Now, this thinking might run counter to what you believe about me and the broader Man Repeller brand given that: (1) I don’t really wear makeup and (2) There is a misconception out there that our philosophy is rooted in looking “ugly.” But I will debunk these ideas and clarify that (1) I do wear some makeup (brow gel, lip tint), it’s just the no-makeup-makeup kind. And when I do choose not to wear any, it’s not because I’m trying to make a point. I genuinely prefer how I look without it, so the reason I don’t wear makeup is motivated by the same vanity that would probably compel me to wear it. And (2) this brand is not rooted in looking ugly. Looking ugly is as subjective as is looking pretty, but I never wish to look either because I don’t think such opaque adjectives, co-opted by predefined standards that don’t leave enough to develop my own, allow for the kind of nuance that makes an outward aesthetic interesting to discuss.

Beautiful, on the other hand, that’s a loaded fucking word. And I have a strong opinion on what is beautiful. You might call it ugly, you might call it pretty, and I am very loyal to this opinion. I do not wish to persuade you to buy into it but I do wish to persuade you to reconcile the world’s beauty standards with your own, then act out the latter. That’s what Man Repeller is really about.

When I say I could not go on looking like this, by the way, what I meant was: I could not go on feeling like this. The wilting in my face was at risk of becoming the wilting of my spirit, so I went to my bathroom to visit my makeup cabinet but did not extract the quotidian “essentials” of my erstwhile routine (the aforementioned brow gel and lip tint) but rather picked up two artifacts that would become the sum of a new routine.
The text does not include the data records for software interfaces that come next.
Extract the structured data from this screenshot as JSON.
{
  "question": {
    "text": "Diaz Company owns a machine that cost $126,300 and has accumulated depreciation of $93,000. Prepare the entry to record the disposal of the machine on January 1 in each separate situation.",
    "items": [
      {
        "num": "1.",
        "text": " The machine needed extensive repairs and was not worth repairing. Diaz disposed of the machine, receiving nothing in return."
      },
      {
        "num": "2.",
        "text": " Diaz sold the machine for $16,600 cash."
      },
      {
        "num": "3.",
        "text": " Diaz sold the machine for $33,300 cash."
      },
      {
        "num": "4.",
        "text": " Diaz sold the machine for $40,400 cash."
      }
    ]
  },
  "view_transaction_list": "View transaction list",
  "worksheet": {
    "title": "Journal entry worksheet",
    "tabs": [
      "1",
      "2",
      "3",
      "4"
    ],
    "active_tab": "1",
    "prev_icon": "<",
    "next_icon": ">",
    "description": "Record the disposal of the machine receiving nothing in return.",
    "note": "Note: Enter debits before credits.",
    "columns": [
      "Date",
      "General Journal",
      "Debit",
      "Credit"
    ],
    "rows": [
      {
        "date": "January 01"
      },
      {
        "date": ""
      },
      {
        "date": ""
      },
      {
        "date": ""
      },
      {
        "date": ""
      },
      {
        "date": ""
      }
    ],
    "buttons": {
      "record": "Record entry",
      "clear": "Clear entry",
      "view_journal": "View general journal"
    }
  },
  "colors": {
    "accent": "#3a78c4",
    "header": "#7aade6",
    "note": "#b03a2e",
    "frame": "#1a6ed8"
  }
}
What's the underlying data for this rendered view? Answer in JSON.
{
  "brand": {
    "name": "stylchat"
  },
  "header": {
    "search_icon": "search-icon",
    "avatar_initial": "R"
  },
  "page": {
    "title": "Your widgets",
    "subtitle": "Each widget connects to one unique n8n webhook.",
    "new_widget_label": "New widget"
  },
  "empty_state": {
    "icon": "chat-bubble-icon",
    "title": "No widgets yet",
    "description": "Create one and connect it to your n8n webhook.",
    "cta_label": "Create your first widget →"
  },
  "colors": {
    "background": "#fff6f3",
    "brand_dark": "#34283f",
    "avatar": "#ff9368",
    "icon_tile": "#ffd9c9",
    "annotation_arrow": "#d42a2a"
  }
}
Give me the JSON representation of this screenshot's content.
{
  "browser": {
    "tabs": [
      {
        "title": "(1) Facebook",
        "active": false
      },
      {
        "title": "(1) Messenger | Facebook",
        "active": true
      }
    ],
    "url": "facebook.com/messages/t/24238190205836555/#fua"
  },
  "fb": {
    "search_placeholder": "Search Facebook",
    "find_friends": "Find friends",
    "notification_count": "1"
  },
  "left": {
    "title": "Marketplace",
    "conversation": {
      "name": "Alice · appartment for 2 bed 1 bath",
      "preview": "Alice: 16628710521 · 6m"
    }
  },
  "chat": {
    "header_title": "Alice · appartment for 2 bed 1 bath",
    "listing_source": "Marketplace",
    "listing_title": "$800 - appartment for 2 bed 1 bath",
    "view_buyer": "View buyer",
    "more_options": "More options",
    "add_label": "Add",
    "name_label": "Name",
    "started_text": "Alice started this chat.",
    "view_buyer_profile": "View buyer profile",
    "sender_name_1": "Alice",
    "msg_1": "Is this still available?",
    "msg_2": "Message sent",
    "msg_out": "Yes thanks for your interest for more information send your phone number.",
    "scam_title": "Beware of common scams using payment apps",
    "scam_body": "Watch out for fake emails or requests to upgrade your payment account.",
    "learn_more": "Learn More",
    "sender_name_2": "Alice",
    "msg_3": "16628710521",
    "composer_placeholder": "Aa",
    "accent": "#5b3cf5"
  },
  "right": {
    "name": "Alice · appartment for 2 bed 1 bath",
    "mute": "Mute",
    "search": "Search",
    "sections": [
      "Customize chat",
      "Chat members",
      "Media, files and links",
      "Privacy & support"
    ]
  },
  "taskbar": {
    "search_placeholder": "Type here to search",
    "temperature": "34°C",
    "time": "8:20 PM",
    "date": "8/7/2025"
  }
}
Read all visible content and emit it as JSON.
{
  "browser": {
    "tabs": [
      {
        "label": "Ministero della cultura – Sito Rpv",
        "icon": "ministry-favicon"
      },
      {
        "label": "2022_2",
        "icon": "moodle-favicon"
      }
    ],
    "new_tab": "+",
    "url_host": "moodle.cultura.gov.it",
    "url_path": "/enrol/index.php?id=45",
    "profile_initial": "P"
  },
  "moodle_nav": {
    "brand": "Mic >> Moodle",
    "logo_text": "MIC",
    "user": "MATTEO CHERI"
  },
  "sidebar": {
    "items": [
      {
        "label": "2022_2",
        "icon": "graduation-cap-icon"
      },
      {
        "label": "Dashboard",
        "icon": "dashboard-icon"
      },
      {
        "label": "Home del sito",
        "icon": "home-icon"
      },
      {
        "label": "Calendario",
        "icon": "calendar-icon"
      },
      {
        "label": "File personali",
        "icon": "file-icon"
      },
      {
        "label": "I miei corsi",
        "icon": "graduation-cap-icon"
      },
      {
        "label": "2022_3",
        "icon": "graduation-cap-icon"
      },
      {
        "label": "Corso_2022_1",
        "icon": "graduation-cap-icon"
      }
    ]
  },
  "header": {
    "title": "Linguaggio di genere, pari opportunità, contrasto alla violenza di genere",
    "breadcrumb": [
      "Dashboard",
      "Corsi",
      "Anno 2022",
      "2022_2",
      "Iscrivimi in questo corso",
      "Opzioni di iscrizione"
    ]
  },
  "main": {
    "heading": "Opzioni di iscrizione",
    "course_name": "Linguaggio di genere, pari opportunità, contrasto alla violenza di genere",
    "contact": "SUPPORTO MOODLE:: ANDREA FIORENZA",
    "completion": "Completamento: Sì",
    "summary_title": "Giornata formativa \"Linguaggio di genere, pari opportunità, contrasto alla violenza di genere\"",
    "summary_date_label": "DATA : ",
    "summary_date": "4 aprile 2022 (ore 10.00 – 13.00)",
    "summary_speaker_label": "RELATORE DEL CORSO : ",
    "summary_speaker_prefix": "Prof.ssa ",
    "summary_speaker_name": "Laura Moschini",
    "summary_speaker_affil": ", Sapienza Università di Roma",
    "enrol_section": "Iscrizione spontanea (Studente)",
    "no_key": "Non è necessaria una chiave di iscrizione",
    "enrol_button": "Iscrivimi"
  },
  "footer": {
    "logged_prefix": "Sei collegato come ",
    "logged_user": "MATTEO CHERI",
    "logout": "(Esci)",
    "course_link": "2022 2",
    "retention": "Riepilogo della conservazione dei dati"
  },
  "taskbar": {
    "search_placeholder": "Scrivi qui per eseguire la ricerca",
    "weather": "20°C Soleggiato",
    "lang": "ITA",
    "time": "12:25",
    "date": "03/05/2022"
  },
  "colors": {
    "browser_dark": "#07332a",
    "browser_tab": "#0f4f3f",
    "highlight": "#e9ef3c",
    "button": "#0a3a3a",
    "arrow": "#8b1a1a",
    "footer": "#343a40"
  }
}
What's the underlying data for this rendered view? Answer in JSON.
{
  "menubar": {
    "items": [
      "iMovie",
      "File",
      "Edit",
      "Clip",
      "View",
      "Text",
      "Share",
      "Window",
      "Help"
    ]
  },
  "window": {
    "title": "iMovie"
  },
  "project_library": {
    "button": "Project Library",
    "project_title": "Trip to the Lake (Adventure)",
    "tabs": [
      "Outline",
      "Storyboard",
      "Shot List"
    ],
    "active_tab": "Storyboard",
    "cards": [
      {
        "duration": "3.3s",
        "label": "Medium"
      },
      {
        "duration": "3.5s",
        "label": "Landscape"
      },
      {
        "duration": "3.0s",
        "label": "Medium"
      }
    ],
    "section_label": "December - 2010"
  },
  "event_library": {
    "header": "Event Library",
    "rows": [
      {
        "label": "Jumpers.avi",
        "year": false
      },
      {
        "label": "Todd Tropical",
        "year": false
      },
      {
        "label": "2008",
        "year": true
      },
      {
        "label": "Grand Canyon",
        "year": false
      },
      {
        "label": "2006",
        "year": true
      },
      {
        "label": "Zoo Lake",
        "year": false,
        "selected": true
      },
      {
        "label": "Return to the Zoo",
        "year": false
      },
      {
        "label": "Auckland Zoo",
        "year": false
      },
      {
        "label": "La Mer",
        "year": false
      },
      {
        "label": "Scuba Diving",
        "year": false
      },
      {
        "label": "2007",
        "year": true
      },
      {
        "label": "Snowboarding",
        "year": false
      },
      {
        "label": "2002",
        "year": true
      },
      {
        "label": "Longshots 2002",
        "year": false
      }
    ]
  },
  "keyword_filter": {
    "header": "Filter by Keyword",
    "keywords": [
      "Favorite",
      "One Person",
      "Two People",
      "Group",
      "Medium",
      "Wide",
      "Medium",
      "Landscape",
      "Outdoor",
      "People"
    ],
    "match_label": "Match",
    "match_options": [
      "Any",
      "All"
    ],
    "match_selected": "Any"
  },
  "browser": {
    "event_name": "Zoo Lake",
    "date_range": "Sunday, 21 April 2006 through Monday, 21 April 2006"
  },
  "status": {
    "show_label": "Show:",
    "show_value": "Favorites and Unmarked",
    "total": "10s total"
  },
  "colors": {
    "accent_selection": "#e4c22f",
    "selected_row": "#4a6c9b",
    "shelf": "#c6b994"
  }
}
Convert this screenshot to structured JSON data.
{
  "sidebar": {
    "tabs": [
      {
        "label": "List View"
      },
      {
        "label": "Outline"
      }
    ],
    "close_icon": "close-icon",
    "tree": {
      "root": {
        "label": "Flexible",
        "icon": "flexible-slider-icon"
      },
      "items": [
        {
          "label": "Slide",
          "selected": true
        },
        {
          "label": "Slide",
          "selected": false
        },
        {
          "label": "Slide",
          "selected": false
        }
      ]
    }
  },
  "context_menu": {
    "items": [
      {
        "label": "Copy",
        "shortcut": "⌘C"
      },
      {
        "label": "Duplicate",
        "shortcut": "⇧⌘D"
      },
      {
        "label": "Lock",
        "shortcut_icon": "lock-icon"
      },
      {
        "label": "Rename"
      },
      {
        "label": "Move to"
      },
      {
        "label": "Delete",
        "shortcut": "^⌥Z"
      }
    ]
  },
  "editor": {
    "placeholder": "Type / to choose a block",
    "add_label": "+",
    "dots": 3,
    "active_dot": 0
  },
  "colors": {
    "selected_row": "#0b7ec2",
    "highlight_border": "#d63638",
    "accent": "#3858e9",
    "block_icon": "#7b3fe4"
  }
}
See All 2

Under a “regular” circumstance, I would probably consider them the frivolities—as interchangeable and insignificant to the beholden’s gaze as the color of my underwear, but from quarantine, they have become the most used—the only!—products in my paltry rotation. I’ve spent the last 48 hours trying to figure out how to put in words the reason why, but I think it’s simpler than I’m letting on.

The reason I’m loyal to my opinion of what’s beautiful is because as time tweaks me, I let it (the opinion) change. It contracts and fluctuates and redefines itself to accommodate my shit.

And right now, I just wanna smell good. I wanna smell good because I don’t shower as much and even though the perfume does not stop Abie from participating in his new favorite hobby of shoving his nose in my armpit to see if I have body odor (nor does it change the fact that most days, I do), catching a whiff of 11:11 is a unique kind of unilateral luxury that provokes this little voice in my head who says, “See, Leandra. You haven’t given up.”

And I want my skin to look like it has been kissed by the sun because there is either a gigantic window or a cloth face mask that stands between our contact under a normal circumstance, but when I feign liveliness on my face with a dab here and a dab there, I am reminded that I’m not dead inside. It’s not a great thing that I have to be reminded, I admit, but it’s refreshing to remind myself that I’d never let that happen! I care too much!

And that caring—it’s a beautiful thing, you know?

The post I’ve Upgraded My Beauty Routine to… Bronzer and Perfume appeared first on Man Repeller.